Objective: This study examined the association between benzodiazepine use alone or in combination with antipsychotics and risk of mortality in patients with schizophrenia.

Methods: A retrospective longitudinal analysis was performed using Medicaid claims data merged with death certificate data for 18,953 patients (aged 18–58 years) with ICD-9–diagnosed schizophrenia followed from July 1, 2006, to December 31, 2013. Cox proportional hazard analyses were used to estimate the risk of all-cause mortality associated with benzodiazepine use; adjustment was made for a wide array of fixed and time-varying confounders, including demographics, psychiatric and medical comorbidities, and other psychotropic medications.

Results: Of the 18,953 patients diagnosed with schizophrenia, 13,741 (72.5%) were not prescribed a benzodiazepine, 3,476 (18.3%) were prescribed benzodiazepines in the absence of antipsychotic medication, and 1,736 (9.2%) were prescribed benzodiazepines in combination with antipsychotics.

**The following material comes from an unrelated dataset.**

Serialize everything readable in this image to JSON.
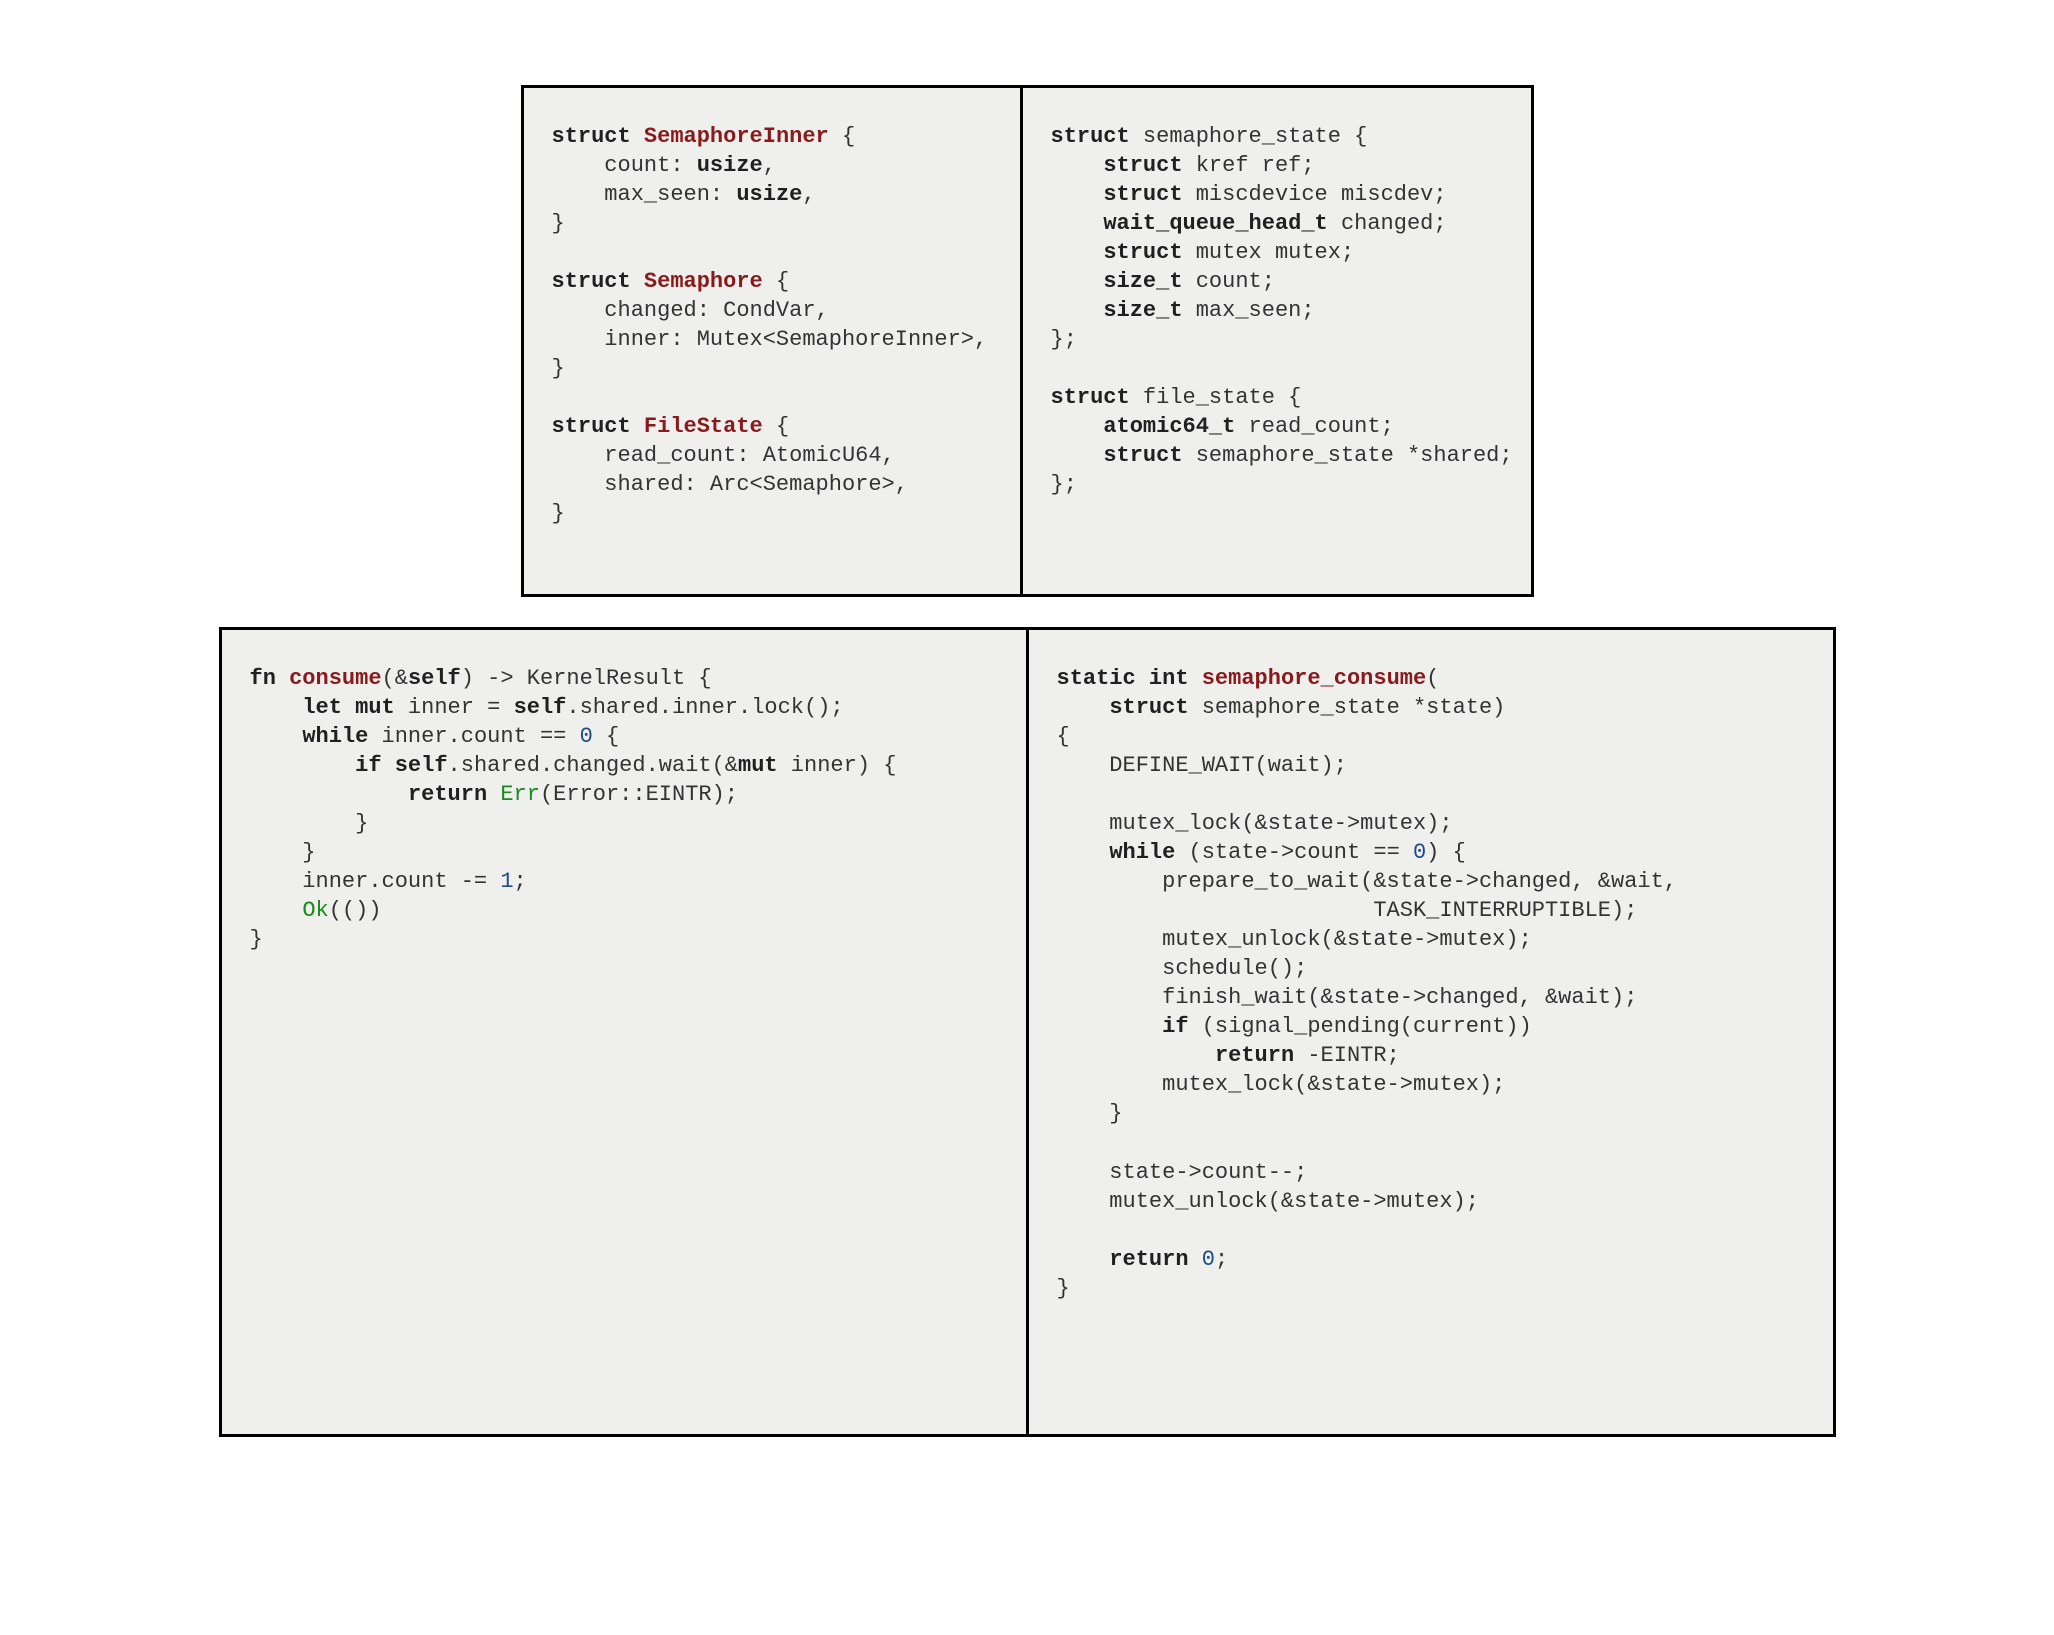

Controlling for a wide array of demographic and clinical variables, the hazard of mortality was 208% higher for patients prescribed benzodiazepines without an antipsychotic (HR = 3.08; 95% CI, 2.63–3.61; P < .001) and 48% higher for patients prescribed benzodiazepines in combination with antipsychotics (HR = 1.48; 95% CI, 1.15–1.91; P = .002). Benzodiazepine-prescribed patients were at greater risk of death by suicide and accidental poisoning as well as from natural causes.

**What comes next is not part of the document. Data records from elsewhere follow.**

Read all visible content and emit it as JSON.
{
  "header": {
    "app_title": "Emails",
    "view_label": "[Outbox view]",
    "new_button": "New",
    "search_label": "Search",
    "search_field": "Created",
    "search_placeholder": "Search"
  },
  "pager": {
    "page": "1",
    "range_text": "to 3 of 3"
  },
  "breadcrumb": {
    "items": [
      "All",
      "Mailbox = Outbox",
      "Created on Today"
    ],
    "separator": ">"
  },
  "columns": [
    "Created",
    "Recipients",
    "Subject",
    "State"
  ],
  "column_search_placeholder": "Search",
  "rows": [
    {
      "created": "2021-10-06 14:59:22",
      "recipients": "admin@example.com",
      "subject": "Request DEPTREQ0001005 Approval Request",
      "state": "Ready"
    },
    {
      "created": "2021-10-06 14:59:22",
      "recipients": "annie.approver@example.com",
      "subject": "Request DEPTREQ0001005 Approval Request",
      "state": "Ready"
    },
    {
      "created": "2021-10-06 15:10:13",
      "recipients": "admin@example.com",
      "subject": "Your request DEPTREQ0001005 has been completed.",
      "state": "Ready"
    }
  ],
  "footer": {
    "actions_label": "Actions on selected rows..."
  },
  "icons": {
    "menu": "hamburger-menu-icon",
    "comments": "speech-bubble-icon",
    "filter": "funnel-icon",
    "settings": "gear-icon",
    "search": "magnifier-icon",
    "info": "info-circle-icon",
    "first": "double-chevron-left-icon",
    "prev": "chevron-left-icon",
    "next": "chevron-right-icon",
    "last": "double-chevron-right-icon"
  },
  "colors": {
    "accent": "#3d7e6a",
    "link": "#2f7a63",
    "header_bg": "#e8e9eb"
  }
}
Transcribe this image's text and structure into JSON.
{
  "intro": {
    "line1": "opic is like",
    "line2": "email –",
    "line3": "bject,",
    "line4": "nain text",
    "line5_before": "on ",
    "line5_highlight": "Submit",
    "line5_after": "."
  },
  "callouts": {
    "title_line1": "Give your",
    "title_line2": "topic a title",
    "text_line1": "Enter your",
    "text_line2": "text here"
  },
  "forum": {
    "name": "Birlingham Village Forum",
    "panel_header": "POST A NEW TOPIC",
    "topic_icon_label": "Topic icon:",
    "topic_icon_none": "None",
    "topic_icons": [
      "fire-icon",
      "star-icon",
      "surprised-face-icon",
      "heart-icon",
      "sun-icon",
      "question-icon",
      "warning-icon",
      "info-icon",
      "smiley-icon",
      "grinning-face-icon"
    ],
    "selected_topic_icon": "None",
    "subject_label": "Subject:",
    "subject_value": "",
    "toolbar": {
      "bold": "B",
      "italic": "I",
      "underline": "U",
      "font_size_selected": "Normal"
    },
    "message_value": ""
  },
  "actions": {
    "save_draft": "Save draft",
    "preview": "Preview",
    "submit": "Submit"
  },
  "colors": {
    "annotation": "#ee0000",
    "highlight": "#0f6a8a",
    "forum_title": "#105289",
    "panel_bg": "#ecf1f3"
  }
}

Conclusions: Benzodiazepine use is associated with increased mortality risk in patients with schizophrenia after adjusting for a wide range of potential confounders. Given unproven efficacy, physicians should exercise caution in prescribing benzodiazepines to schizophrenic patients.